Hudson had about 20 Airbnbs up for rent in the weeks ahead of the game, with several specifying rental for Super Bowl weekend. About half of those were still available the Monday before Super Bowl. Prices ranged from $150 a night to more than $7,000.
Katie Nelson has her 2-bedroom Hudson home listed for rent for the Super Bowl. Nelson saw other listings for places in Hudson, and decided to take the opportunity to post her own house on Airbnb.
"I'm aware that in the Cities that even a lot of the hotels were pretty much already booked out," Nelson said.
She was initially surprised when she heard last summer that people would be posting their homes, but she said she now sees the need with hotels booked.
"It is so close and we have a lot of great restaurants and things to do downtown," Nelson said.
Nelson plans to stay with family in town if her place is rented.
Even with the new choices with rentals by owner, Hudson hotels are still seeing a lot of guests for the weekend.
Hampton Inn and Suites was completely sold out as of Wednesday, Jan. 24.
"Up until this Sunday when the teams were finally decided we only had about 15 rooms left already," said General Manager Wade Scribner.
The hotel was expecting to sell out, Scribner said, and didn't run any extra promotions for the weekend.
"We kind of knew that the Cities would be sold out months in advance, so we basically kind of waited," he said.
The Royal Inn still had some rooms available as of Thursday, Jan. 24. Manager Saj Bhakta expected they would sell out for the weekend of the Super Bowl, and probably that Thursday as well.
"Most of the activity started this weekend," Bhakta said.
As the Super Bowl approached, Bhakta spoke with hotel owners and managers in Houston, the site of last year's game, to see what he might expect.

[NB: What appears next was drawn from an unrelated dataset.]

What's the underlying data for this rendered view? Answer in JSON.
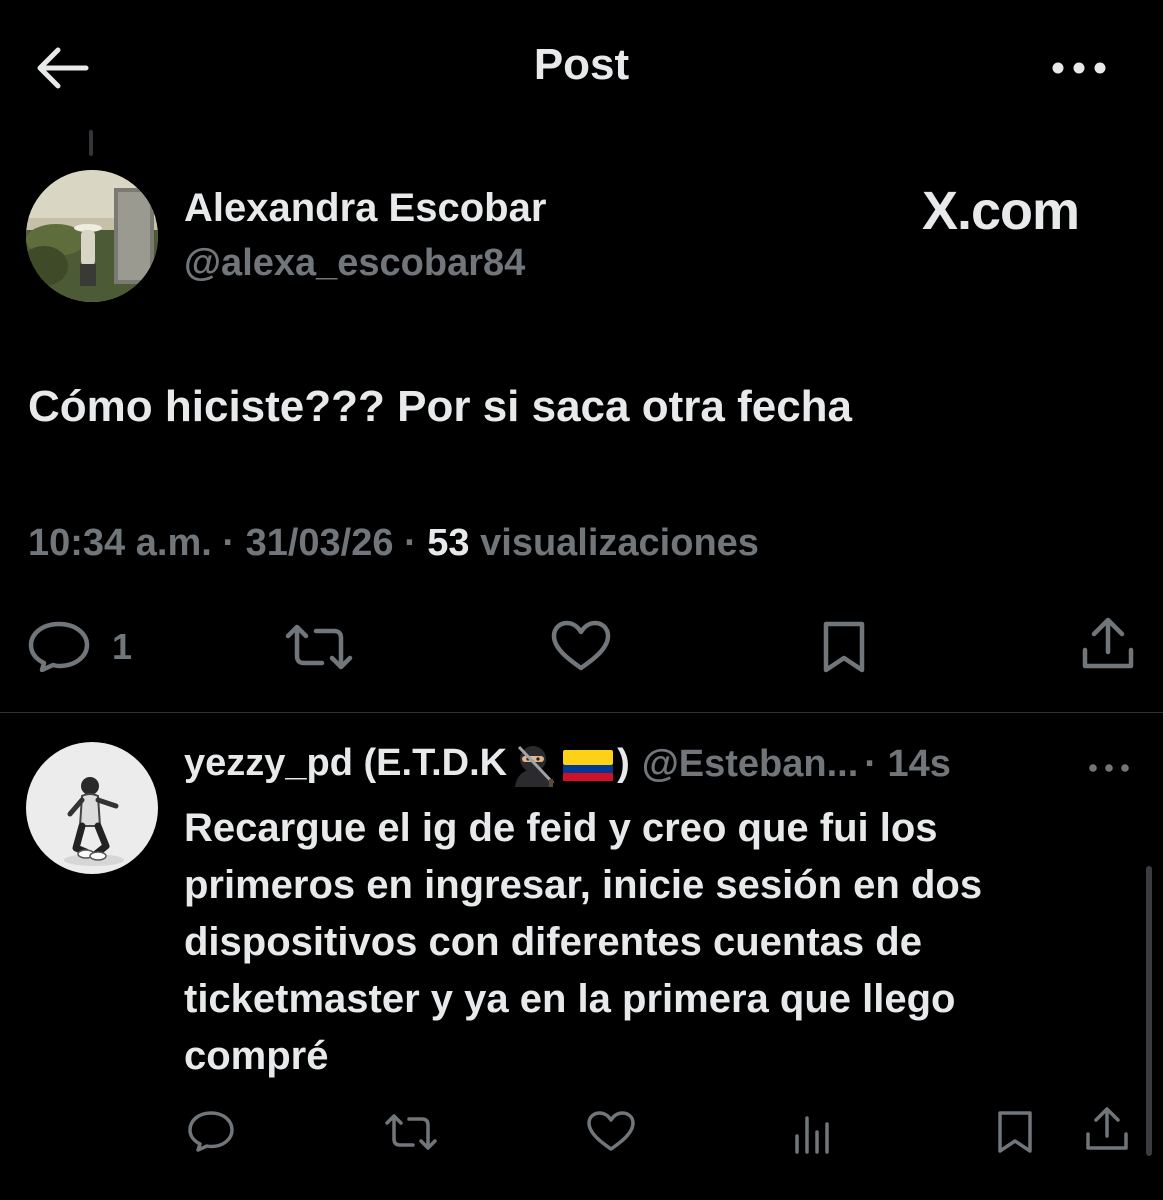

"What they told me was hotels that were about half an hour away from the stadium they eventually got the regular rate," he said.
Hudson Chamber of Commerce Tourism Director Mary Weller said the chamber will gauge the impact of the Super Bowl on Hudson by overnight stays.
"Some hotels are full, some are not," she said in a Friday, Jan. 26 interview.
While visitors come for this weekend, Weller's focus is to promote Hudson 365 days a year.
"We want people to come here every day all year," Weller said.
Rather than creating a local event that would have had to compete with Super Bowl events, Weller decided to focus on showing off what Hudson always has to offer.
"We want people to know there's things to do once they're here," Weller said. "The carpet that is rolled out is the same carpet that is rolled out whenever people come."
Weller said she is looking forward to the Super Bowl and its impact, which the area hasn't seen in 26 years.
"It's doesn't happen every year," Weller said. "We're always excited to see what new people come."